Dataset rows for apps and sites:
▼▼▼

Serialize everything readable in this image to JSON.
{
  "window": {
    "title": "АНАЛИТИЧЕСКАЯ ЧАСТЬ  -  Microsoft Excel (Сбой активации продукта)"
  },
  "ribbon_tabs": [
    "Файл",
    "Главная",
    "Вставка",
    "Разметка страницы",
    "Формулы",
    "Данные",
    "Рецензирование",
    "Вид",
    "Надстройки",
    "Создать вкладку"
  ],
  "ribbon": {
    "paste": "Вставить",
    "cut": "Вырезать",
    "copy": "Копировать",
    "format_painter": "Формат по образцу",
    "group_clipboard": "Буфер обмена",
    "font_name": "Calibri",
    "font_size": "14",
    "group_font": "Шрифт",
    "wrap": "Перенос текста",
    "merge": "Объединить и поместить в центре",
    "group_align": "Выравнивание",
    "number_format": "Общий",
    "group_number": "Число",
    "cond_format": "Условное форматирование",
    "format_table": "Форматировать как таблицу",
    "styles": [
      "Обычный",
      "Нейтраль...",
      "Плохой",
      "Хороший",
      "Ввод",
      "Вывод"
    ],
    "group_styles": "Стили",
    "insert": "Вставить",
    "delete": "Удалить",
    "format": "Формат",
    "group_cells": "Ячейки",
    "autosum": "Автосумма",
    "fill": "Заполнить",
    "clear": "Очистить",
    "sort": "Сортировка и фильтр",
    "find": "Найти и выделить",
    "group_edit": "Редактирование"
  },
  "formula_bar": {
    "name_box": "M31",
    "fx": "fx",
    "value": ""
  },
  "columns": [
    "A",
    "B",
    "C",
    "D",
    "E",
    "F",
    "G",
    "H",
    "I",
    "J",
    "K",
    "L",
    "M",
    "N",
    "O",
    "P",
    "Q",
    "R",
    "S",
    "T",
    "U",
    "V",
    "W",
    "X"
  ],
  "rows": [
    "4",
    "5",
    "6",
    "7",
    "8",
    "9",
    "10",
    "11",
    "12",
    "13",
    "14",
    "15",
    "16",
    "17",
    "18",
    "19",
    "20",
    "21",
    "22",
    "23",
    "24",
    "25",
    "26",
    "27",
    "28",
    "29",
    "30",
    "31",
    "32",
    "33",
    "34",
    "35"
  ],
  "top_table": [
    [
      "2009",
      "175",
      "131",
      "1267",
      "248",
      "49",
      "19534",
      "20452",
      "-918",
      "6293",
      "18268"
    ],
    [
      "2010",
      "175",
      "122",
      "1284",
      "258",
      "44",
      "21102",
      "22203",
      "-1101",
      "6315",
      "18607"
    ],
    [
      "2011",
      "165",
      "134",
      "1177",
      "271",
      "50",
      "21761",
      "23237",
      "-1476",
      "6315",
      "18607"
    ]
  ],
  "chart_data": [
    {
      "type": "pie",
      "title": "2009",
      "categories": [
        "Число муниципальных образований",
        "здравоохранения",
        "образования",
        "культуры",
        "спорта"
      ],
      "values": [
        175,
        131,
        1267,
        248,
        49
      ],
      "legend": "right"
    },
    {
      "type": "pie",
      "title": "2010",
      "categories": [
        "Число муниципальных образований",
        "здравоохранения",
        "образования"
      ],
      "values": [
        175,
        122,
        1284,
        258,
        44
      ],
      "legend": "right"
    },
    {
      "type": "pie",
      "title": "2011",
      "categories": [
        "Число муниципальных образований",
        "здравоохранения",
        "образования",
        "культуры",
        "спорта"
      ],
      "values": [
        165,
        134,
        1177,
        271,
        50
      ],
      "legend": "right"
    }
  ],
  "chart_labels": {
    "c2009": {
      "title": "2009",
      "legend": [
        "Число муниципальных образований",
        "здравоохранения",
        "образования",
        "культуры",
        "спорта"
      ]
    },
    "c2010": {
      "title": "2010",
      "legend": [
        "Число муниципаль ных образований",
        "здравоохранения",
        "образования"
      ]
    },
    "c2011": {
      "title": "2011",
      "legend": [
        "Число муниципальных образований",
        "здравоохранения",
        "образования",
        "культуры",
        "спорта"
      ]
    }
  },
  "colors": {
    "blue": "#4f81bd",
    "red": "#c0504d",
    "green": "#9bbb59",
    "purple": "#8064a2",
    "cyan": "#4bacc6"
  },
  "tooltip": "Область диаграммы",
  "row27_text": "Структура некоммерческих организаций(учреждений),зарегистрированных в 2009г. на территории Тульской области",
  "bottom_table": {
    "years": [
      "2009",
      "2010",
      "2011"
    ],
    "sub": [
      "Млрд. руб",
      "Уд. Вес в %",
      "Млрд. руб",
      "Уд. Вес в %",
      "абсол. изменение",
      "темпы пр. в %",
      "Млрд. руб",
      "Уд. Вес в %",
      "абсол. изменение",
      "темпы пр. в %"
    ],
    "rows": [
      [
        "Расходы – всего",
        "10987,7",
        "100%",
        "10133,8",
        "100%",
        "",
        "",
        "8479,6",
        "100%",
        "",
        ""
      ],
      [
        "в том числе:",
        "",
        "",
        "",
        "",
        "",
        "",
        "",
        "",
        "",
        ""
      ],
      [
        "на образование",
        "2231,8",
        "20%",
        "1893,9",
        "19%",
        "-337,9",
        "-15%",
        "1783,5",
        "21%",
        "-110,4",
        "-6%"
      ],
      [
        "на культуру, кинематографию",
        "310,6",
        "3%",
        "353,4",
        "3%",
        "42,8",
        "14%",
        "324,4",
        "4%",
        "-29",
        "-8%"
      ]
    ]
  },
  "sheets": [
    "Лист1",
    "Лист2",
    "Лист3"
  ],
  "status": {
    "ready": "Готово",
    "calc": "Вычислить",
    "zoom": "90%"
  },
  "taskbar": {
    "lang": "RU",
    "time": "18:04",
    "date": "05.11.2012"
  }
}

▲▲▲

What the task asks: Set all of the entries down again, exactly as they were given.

Written reply:
Serialize everything readable in this image to JSON.
{
  "window": {
    "title": "АНАЛИТИЧЕСКАЯ ЧАСТЬ  -  Microsoft Excel (Сбой активации продукта)"
  },
  "ribbon_tabs": [
    "Файл",
    "Главная",
    "Вставка",
    "Разметка страницы",
    "Формулы",
    "Данные",
    "Рецензирование",
    "Вид",
    "Надстройки",
    "Создать вкладку"
  ],
  "ribbon": {
    "paste": "Вставить",
    "cut": "Вырезать",
    "copy": "Копировать",
    "format_painter": "Формат по образцу",
    "group_clipboard": "Буфер обмена",
    "font_name": "Calibri",
    "font_size": "14",
    "group_font": "Шрифт",
    "wrap": "Перенос текста",
    "merge": "Объединить и поместить в центре",
    "group_align": "Выравнивание",
    "number_format": "Общий",
    "group_number": "Число",
    "cond_format": "Условное форматирование",
    "format_table": "Форматировать как таблицу",
    "styles": [
      "Обычный",
      "Нейтраль...",
      "Плохой",
      "Хороший",
      "Ввод",
      "Вывод"
    ],
    "group_styles": "Стили",
    "insert": "Вставить",
    "delete": "Удалить",
    "format": "Формат",
    "group_cells": "Ячейки",
    "autosum": "Автосумма",
    "fill": "Заполнить",
    "clear": "Очистить",
    "sort": "Сортировка и фильтр",
    "find": "Найти и выделить",
    "group_edit": "Редактирование"
  },
  "formula_bar": {
    "name_box": "M31",
    "fx": "fx",
    "value": ""
  },
  "columns": [
    "A",
    "B",
    "C",
    "D",
    "E",
    "F",
    "G",
    "H",
    "I",
    "J",
    "K",
    "L",
    "M",
    "N",
    "O",
    "P",
    "Q",
    "R",
    "S",
    "T",
    "U",
    "V",
    "W",
    "X"
  ],
  "rows": [
    "4",
    "5",
    "6",
    "7",
    "8",
    "9",
    "10",
    "11",
    "12",
    "13",
    "14",
    "15",
    "16",
    "17",
    "18",
    "19",
    "20",
    "21",
    "22",
    "23",
    "24",
    "25",
    "26",
    "27",
    "28",
    "29",
    "30",
    "31",
    "32",
    "33",
    "34",
    "35"
  ],
  "top_table": [
    [
      "2009",
      "175",
      "131",
      "1267",
      "248",
      "49",
      "19534",
      "20452",
      "-918",
      "6293",
      "18268"
    ],
    [
      "2010",
      "175",
      "122",
      "1284",
      "258",
      "44",
      "21102",
      "22203",
      "-1101",
      "6315",
      "18607"
    ],
    [
      "2011",
      "165",
      "134",
      "1177",
      "271",
      "50",
      "21761",
      "23237",
      "-1476",
      "6315",
      "18607"
    ]
  ],
  "chart_data": [
    {
      "type": "pie",
      "title": "2009",
      "categories": [
        "Число муниципальных образований",
        "здравоохранения",
        "образования",
        "культуры",
        "спорта"
      ],
      "values": [
        175,
        131,
        1267,
        248,
        49
      ],
      "legend": "right"
    },
    {
      "type": "pie",
      "title": "2010",
      "categories": [
        "Число муниципальных образований",
        "здравоохранения",
        "образования"
      ],
      "values": [
        175,
        122,
        1284,
        258,
        44
      ],
      "legend": "right"
    },
    {
      "type": "pie",
      "title": "2011",
      "categories": [
        "Число муниципальных образований",
        "здравоохранения",
        "образования",
        "культуры",
        "спорта"
      ],
      "values": [
        165,
        134,
        1177,
        271,
        50
      ],
      "legend": "right"
    }
  ],
  "chart_labels": {
    "c2009": {
      "title": "2009",
      "legend": [
        "Число муниципальных образований",
        "здравоохранения",
        "образования",
        "культуры",
        "спорта"
      ]
    },
    "c2010": {
      "title": "2010",
      "legend": [
        "Число муниципаль ных образований",
        "здравоохранения",
        "образования"
      ]
    },
    "c2011": {
      "title": "2011",
      "legend": [
        "Число муниципальных образований",
        "здравоохранения",
        "образования",
        "культуры",
        "спорта"
      ]
    }
  },
  "colors": {
    "blue": "#4f81bd",
    "red": "#c0504d",
    "green": "#9bbb59",
    "purple": "#8064a2",
    "cyan": "#4bacc6"
  },
  "tooltip": "Область диаграммы",
  "row27_text": "Структура некоммерческих организаций(учреждений),зарегистрированных в 2009г. на территории Тульской области",
  "bottom_table": {
    "years": [
      "2009",
      "2010",
      "2011"
    ],
    "sub": [
      "Млрд. руб",
      "Уд. Вес в %",
      "Млрд. руб",
      "Уд. Вес в %",
      "абсол. изменение",
      "темпы пр. в %",
      "Млрд. руб",
      "Уд. Вес в %",
      "абсол. изменение",
      "темпы пр. в %"
    ],
    "rows": [
      [
        "Расходы – всего",
        "10987,7",
        "100%",
        "10133,8",
        "100%",
        "",
        "",
        "8479,6",
        "100%",
        "",
        ""
      ],
      [
        "в том числе:",
        "",
        "",
        "",
        "",
        "",
        "",
        "",
        "",
        "",
        ""
      ],
      [
        "на образование",
        "2231,8",
        "20%",
        "1893,9",
        "19%",
        "-337,9",
        "-15%",
        "1783,5",
        "21%",
        "-110,4",
        "-6%"
      ],
      [
        "на культуру, кинематографию",
        "310,6",
        "3%",
        "353,4",
        "3%",
        "42,8",
        "14%",
        "324,4",
        "4%",
        "-29",
        "-8%"
      ]
    ]
  },
  "sheets": [
    "Лист1",
    "Лист2",
    "Лист3"
  ],
  "status": {
    "ready": "Готово",
    "calc": "Вычислить",
    "zoom": "90%"
  },
  "taskbar": {
    "lang": "RU",
    "time": "18:04",
    "date": "05.11.2012"
  }
}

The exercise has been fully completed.